Connect with us

A technical question about inverters.

Discussion in 'Electrical Engineering' started by Rob, Jul 18, 2004.

Scroll to continue with content
  1. Rob

    Rob Guest

    Hopefully someone can help.

    I have a pure sine wave inverter and it runs everything I throw at it fine.
    However I have a few questions. I live in Australia, 240vac @ 50hz, and I
    have a small multimeter that has a HZ measuring function. when I put the
    test probe in the power outlet at home, it shows a rock steady 50 hz. When
    I put it in the inverter, is show something like 60 khz.

    When I have an AC/DC adapter (for a laptop) attached to the power point, and
    I put the Hz probe on the 12 volt output it shows 50 hz?? (Even though this
    is the DC end of the adapter)

    But when I use the AC/DC adapter on the inverter, the DC output also shows
    60 Khz.

    I would love someone with technical knowledge to explain this to me... when
    I test the inverter on an oscilloscope, it shows a nice clean 50 hz sine
    wave, even though the multimeter show 60 khz.

    I emailed the manufacturer of the inverter and this is his reply...

    HI ROB


    THE SINE WAVE PRODUCED IN THESE TYPES OF INVERTERS IS PRODUCED USING HIGH
    FREQUENCY PULSE WIDTH MODULATION (PWM) TECHNIQUE. IT IS NOT 100 % SINEWAVE
    BUT HAS APPROX. 3% THD. I AM NOT SURE HOW YOUR FREQUENCY METER WORKS. IT IS
    LIKELY THAT IT IS READING THE HIGH FREQUENCY PWM CONTENT. THE 50 HZ
    WAVEFORM MAY BE SEEN USING AN OSCILLOSCOPE.

    BEST REGARDS



    Now I have two more questions, even though everything seems to work well on
    the inverter, is there anyway that it is producing sub standard AC, and is
    there any way the 60khz coming through the dc end of the adapter could
    damage anything??

    One final question, does anyone know a brand of pure sine wave inverter
    that will definately produce AC power completely identical to a normal power
    point outlet? (IE something that would show up as 50 hz when tested with my
    multi meter)

    Thanks in advance for any advice.

    Rob
     
  2. So what you probably have is a 50Hz size wave, which is modulated
    by a 3% 60kHz waveform. Your scope is probably sync'ed on the 50Hz,
    and so the small 60kHz component probably only has the visible effect
    of defocussing the line. If your scope has the ability to filter the
    50Hz out from the trigger circuit, and you speed up the timebase by a
    factor of 10 and increase the y axis gain, you might see the 60kHz
    signal. (Might see it unstable even if you can't filter the trigger
    circuit.)

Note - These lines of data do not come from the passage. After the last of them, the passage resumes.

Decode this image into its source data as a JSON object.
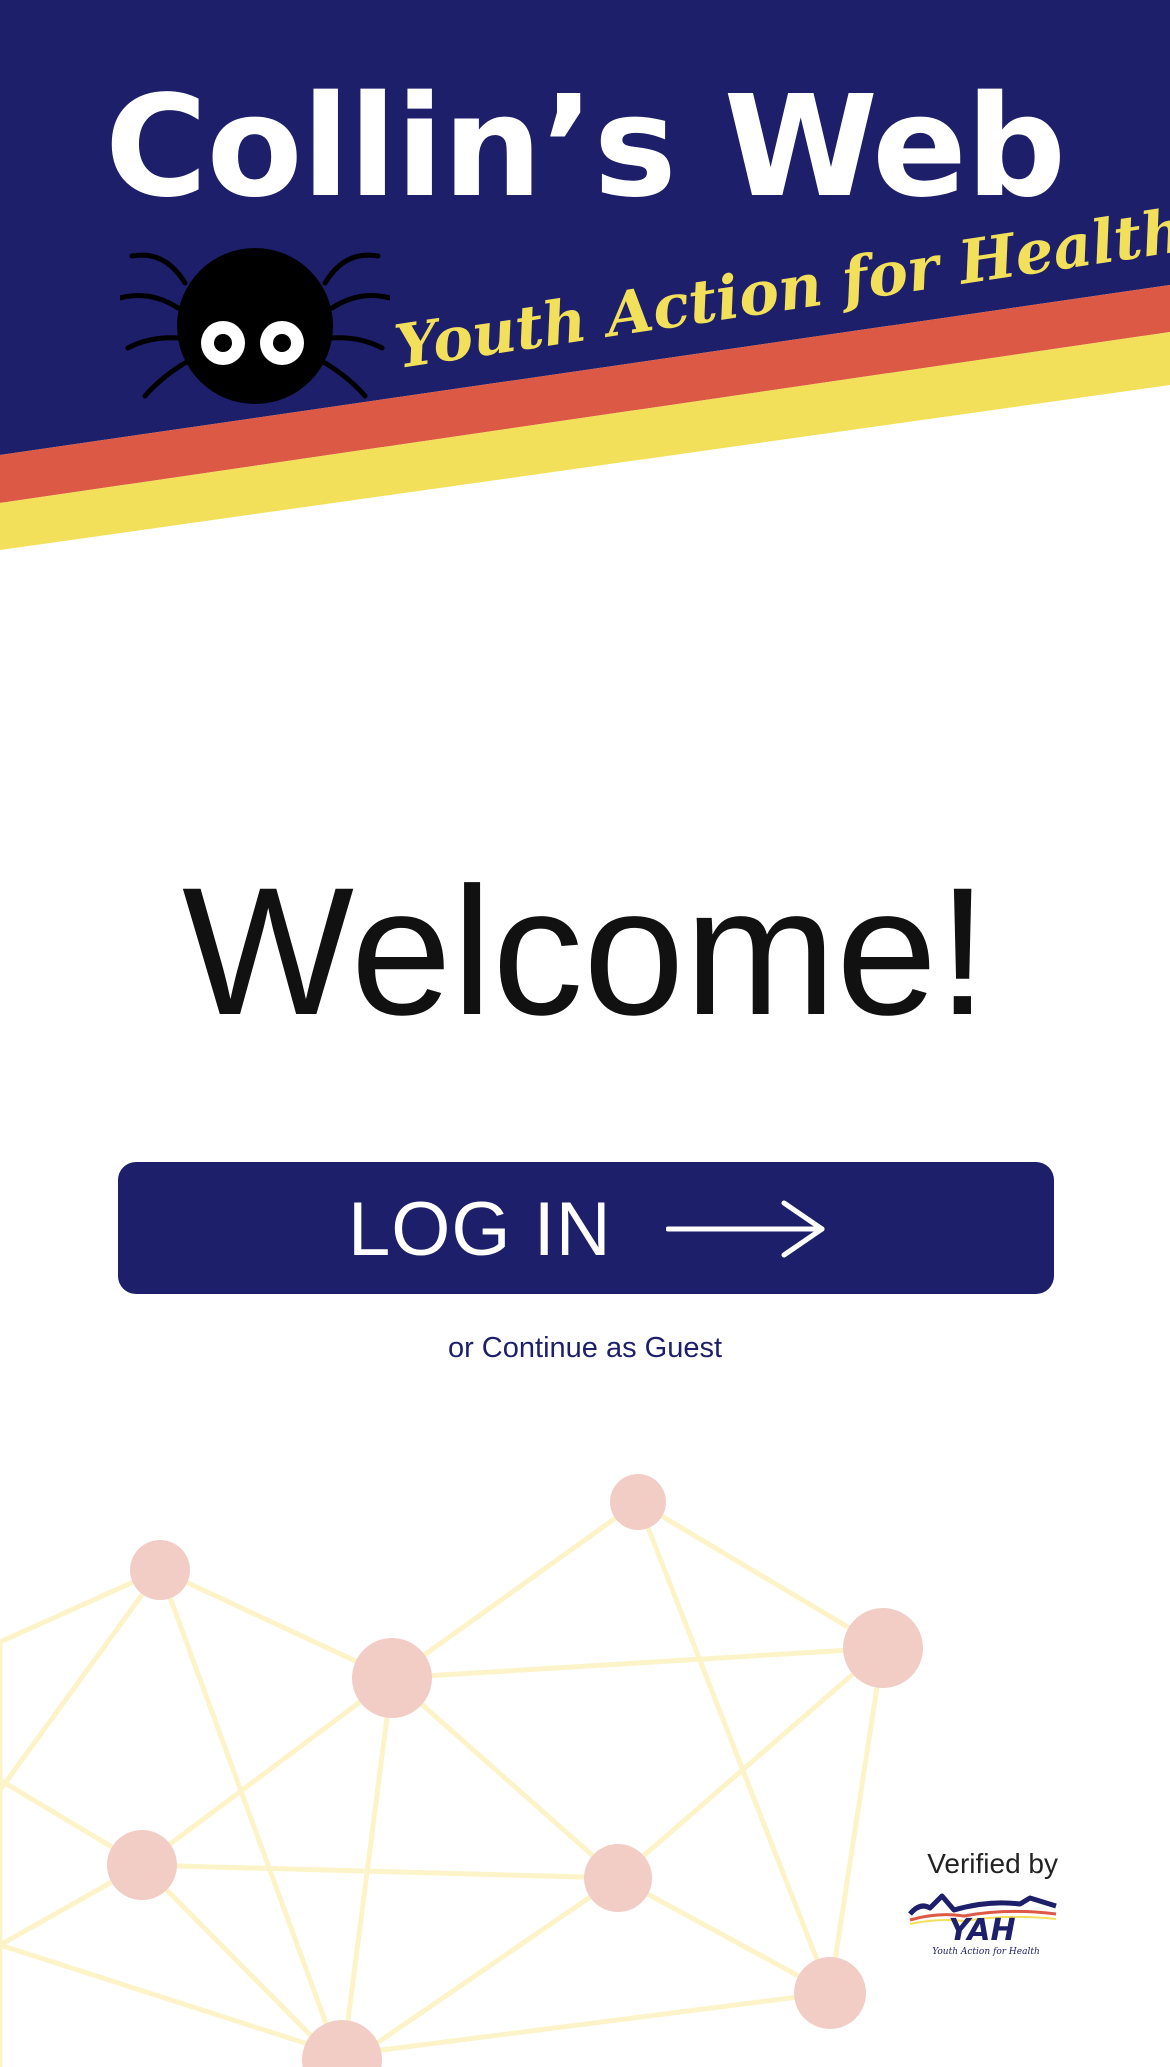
{
  "app": {
    "title": "Collin’s Web",
    "tagline": "Youth Action for Health"
  },
  "welcome": {
    "heading": "Welcome!"
  },
  "login": {
    "label": "LOG IN",
    "icon": "arrow-right-icon"
  },
  "guest": {
    "label": "or Continue as Guest"
  },
  "verified": {
    "label": "Verified by",
    "logo_text": "YAH",
    "logo_subtext": "Youth Action for Health"
  },
  "colors": {
    "navy": "#1d1f6a",
    "orange": "#dc5a45",
    "yellow": "#f3e05a",
    "node_pink": "#f1cdc6",
    "line_yellow": "#fcf4c8"
  }
}
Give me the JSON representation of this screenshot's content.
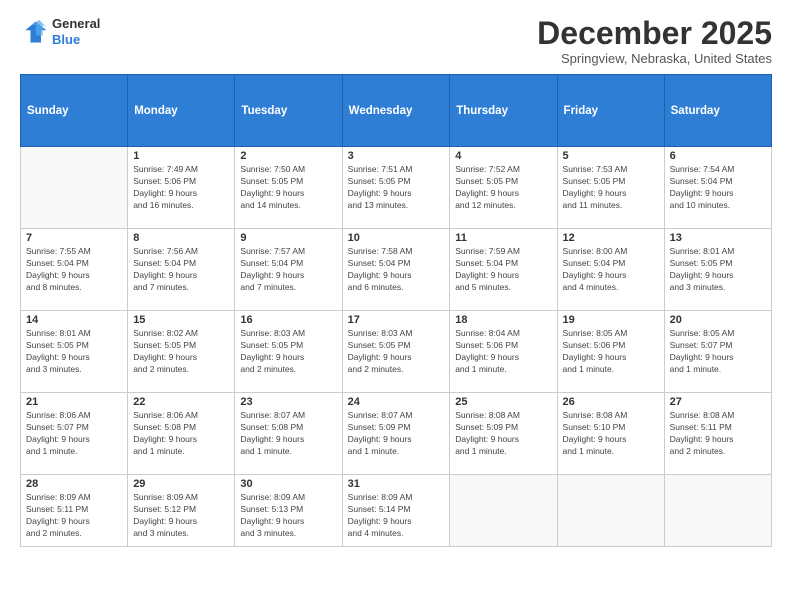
{
  "logo": {
    "line1": "General",
    "line2": "Blue"
  },
  "title": "December 2025",
  "subtitle": "Springview, Nebraska, United States",
  "days_of_week": [
    "Sunday",
    "Monday",
    "Tuesday",
    "Wednesday",
    "Thursday",
    "Friday",
    "Saturday"
  ],
  "weeks": [
    [
      {
        "day": "",
        "info": ""
      },
      {
        "day": "1",
        "info": "Sunrise: 7:49 AM\nSunset: 5:06 PM\nDaylight: 9 hours\nand 16 minutes."
      },
      {
        "day": "2",
        "info": "Sunrise: 7:50 AM\nSunset: 5:05 PM\nDaylight: 9 hours\nand 14 minutes."
      },
      {
        "day": "3",
        "info": "Sunrise: 7:51 AM\nSunset: 5:05 PM\nDaylight: 9 hours\nand 13 minutes."
      },
      {
        "day": "4",
        "info": "Sunrise: 7:52 AM\nSunset: 5:05 PM\nDaylight: 9 hours\nand 12 minutes."
      },
      {
        "day": "5",
        "info": "Sunrise: 7:53 AM\nSunset: 5:05 PM\nDaylight: 9 hours\nand 11 minutes."
      },
      {
        "day": "6",
        "info": "Sunrise: 7:54 AM\nSunset: 5:04 PM\nDaylight: 9 hours\nand 10 minutes."
      }
    ],
    [
      {
        "day": "7",
        "info": "Sunrise: 7:55 AM\nSunset: 5:04 PM\nDaylight: 9 hours\nand 8 minutes."
      },
      {
        "day": "8",
        "info": "Sunrise: 7:56 AM\nSunset: 5:04 PM\nDaylight: 9 hours\nand 7 minutes."
      },
      {
        "day": "9",
        "info": "Sunrise: 7:57 AM\nSunset: 5:04 PM\nDaylight: 9 hours\nand 7 minutes."
      },
      {
        "day": "10",
        "info": "Sunrise: 7:58 AM\nSunset: 5:04 PM\nDaylight: 9 hours\nand 6 minutes."
      },
      {
        "day": "11",
        "info": "Sunrise: 7:59 AM\nSunset: 5:04 PM\nDaylight: 9 hours\nand 5 minutes."
      },
      {
        "day": "12",
        "info": "Sunrise: 8:00 AM\nSunset: 5:04 PM\nDaylight: 9 hours\nand 4 minutes."
      },
      {
        "day": "13",
        "info": "Sunrise: 8:01 AM\nSunset: 5:05 PM\nDaylight: 9 hours\nand 3 minutes."
      }
    ],
    [
      {
        "day": "14",
        "info": "Sunrise: 8:01 AM\nSunset: 5:05 PM\nDaylight: 9 hours\nand 3 minutes."
      },
      {
        "day": "15",
        "info": "Sunrise: 8:02 AM\nSunset: 5:05 PM\nDaylight: 9 hours\nand 2 minutes."
      },
      {
        "day": "16",
        "info": "Sunrise: 8:03 AM\nSunset: 5:05 PM\nDaylight: 9 hours\nand 2 minutes."
      },
      {
        "day": "17",
        "info": "Sunrise: 8:03 AM\nSunset: 5:05 PM\nDaylight: 9 hours\nand 2 minutes."
      },
      {
        "day": "18",
        "info": "Sunrise: 8:04 AM\nSunset: 5:06 PM\nDaylight: 9 hours\nand 1 minute."
      },
      {
        "day": "19",
        "info": "Sunrise: 8:05 AM\nSunset: 5:06 PM\nDaylight: 9 hours\nand 1 minute."
      },
      {
        "day": "20",
        "info": "Sunrise: 8:05 AM\nSunset: 5:07 PM\nDaylight: 9 hours\nand 1 minute."
      }
    ],
    [
      {
        "day": "21",
        "info": "Sunrise: 8:06 AM\nSunset: 5:07 PM\nDaylight: 9 hours\nand 1 minute."
      },
      {
        "day": "22",
        "info": "Sunrise: 8:06 AM\nSunset: 5:08 PM\nDaylight: 9 hours\nand 1 minute."
      },
      {
        "day": "23",
        "info": "Sunrise: 8:07 AM\nSunset: 5:08 PM\nDaylight: 9 hours\nand 1 minute."
      },
      {
        "day": "24",
        "info": "Sunrise: 8:07 AM\nSunset: 5:09 PM\nDaylight: 9 hours\nand 1 minute."
      },
      {
        "day": "25",
        "info": "Sunrise: 8:08 AM\nSunset: 5:09 PM\nDaylight: 9 hours\nand 1 minute."
      },
      {
        "day": "26",
        "info": "Sunrise: 8:08 AM\nSunset: 5:10 PM\nDaylight: 9 hours\nand 1 minute."
      },
      {
        "day": "27",
        "info": "Sunrise: 8:08 AM\nSunset: 5:11 PM\nDaylight: 9 hours\nand 2 minutes."
      }
    ],
    [
      {
        "day": "28",
        "info": "Sunrise: 8:09 AM\nSunset: 5:11 PM\nDaylight: 9 hours\nand 2 minutes."
      },
      {
        "day": "29",
        "info": "Sunrise: 8:09 AM\nSunset: 5:12 PM\nDaylight: 9 hours\nand 3 minutes."
      },
      {
        "day": "30",
        "info": "Sunrise: 8:09 AM\nSunset: 5:13 PM\nDaylight: 9 hours\nand 3 minutes."
      },
      {
        "day": "31",
        "info": "Sunrise: 8:09 AM\nSunset: 5:14 PM\nDaylight: 9 hours\nand 4 minutes."
      },
      {
        "day": "",
        "info": ""
      },
      {
        "day": "",
        "info": ""
      },
      {
        "day": "",
        "info": ""
      }
    ]
  ]
}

    As for why your meter changes reported frequency when the unit is on
    or off load... There's probably a 60kHz filter on the output of the
    inverter to help reduce the 60kHz THD. If part of this consists of
    a line inductor, that's only going to work where there's a load.
    I'm sure there is some way, but it's probably not very likely.
    It's going to be a much less efficient inverter I suspect.
     
  3. Rob

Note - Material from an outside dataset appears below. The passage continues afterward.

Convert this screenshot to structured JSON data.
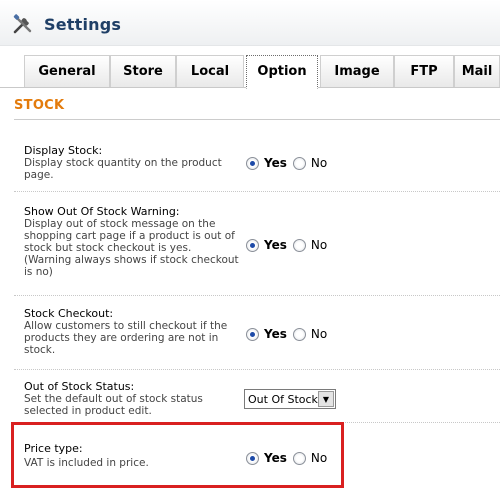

    Rob Guest

    Thanks for that explanation, It does produce a nice clean sine wave on the
    scope, and there is no percieved noise when used on radios or tvs, so I
    guess its ok.
     
  4. Rob

    Rob Guest

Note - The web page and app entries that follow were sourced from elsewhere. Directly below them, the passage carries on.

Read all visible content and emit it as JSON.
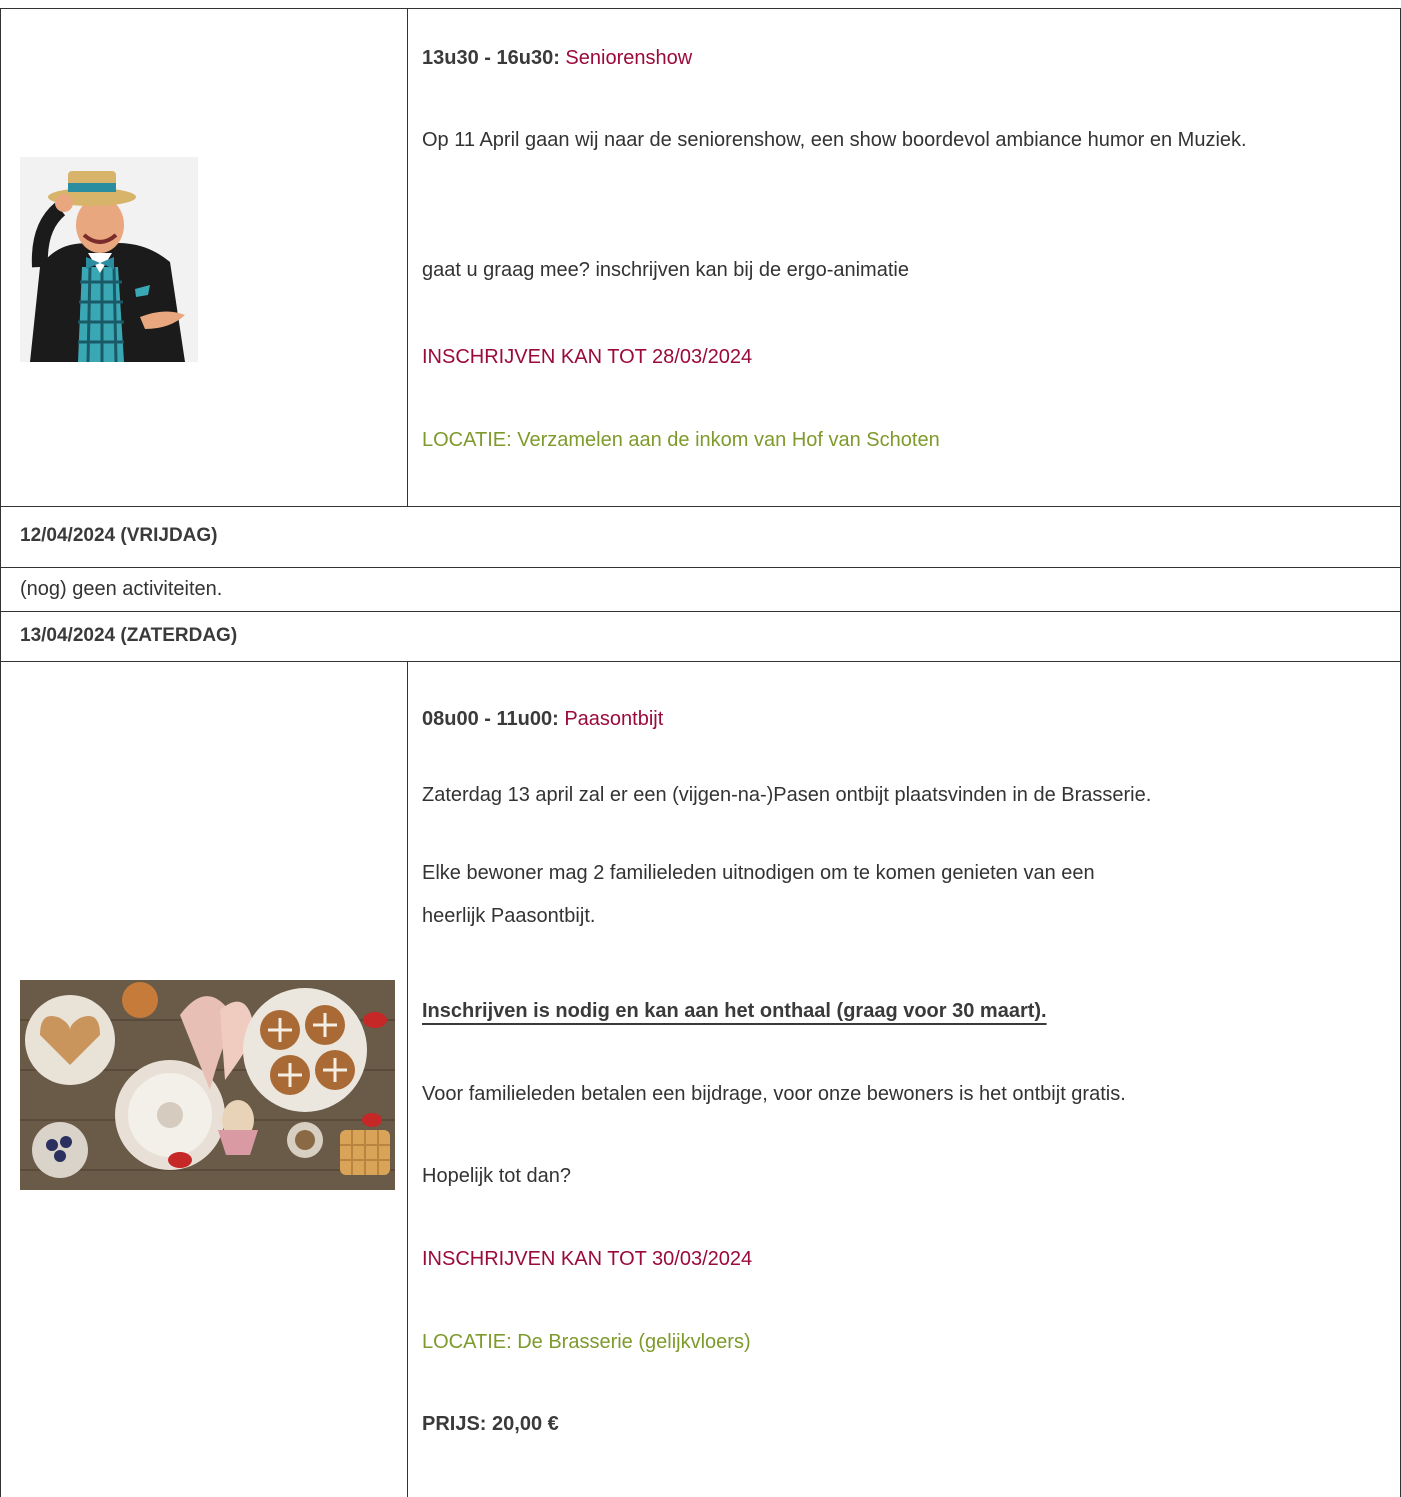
{
  "event1": {
    "time": "13u30 - 16u30:",
    "title": "Seniorenshow",
    "desc1": "Op 11 April gaan wij naar de seniorenshow, een show boordevol ambiance humor en Muziek.",
    "desc2": "gaat u graag mee? inschrijven kan bij de ergo-animatie",
    "deadline": "INSCHRIJVEN KAN TOT 28/03/2024",
    "location": "LOCATIE: Verzamelen aan de inkom van Hof van Schoten",
    "image_icon": "performer-photo"
  },
  "day2": {
    "date": "12/04/2024 (VRIJDAG)",
    "note": "(nog) geen activiteiten."
  },
  "day3": {
    "date": "13/04/2024 (ZATERDAG)"
  },
  "event2": {
    "time": "08u00 - 11u00:",
    "title": "Paasontbijt",
    "desc1": "Zaterdag 13 april zal er een (vijgen-na-)Pasen ontbijt plaatsvinden in de Brasserie.",
    "desc2_line1": "Elke bewoner mag 2 familieleden uitnodigen om te komen genieten van een",
    "desc2_line2": "heerlijk Paasontbijt.",
    "signup_note": "Inschrijven is nodig en kan aan het onthaal (graag voor 30 maart).",
    "desc3": "Voor familieleden betalen een bijdrage, voor onze bewoners is het ontbijt gratis.",
    "desc4": "Hopelijk tot dan?",
    "deadline": "INSCHRIJVEN KAN TOT 30/03/2024",
    "location": "LOCATIE: De Brasserie (gelijkvloers)",
    "price": "PRIJS: 20,00 €",
    "image_icon": "easter-breakfast-photo"
  }
}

    Thanks Andrew, I have nothing more than a hobbyists understanding of all
    this, but your explanation helped. I did test it under load and it does
    indeed show 50 hz..

    Cheers.

    Rob
     
Ask a Question
Want to reply to this thread or ask your own question?
You'll need to choose a username for the site, which only take a couple of moments (here). After that, you can post your question and our members will help you out.
Electronics Point Logo
Continue to site
Quote of the day

-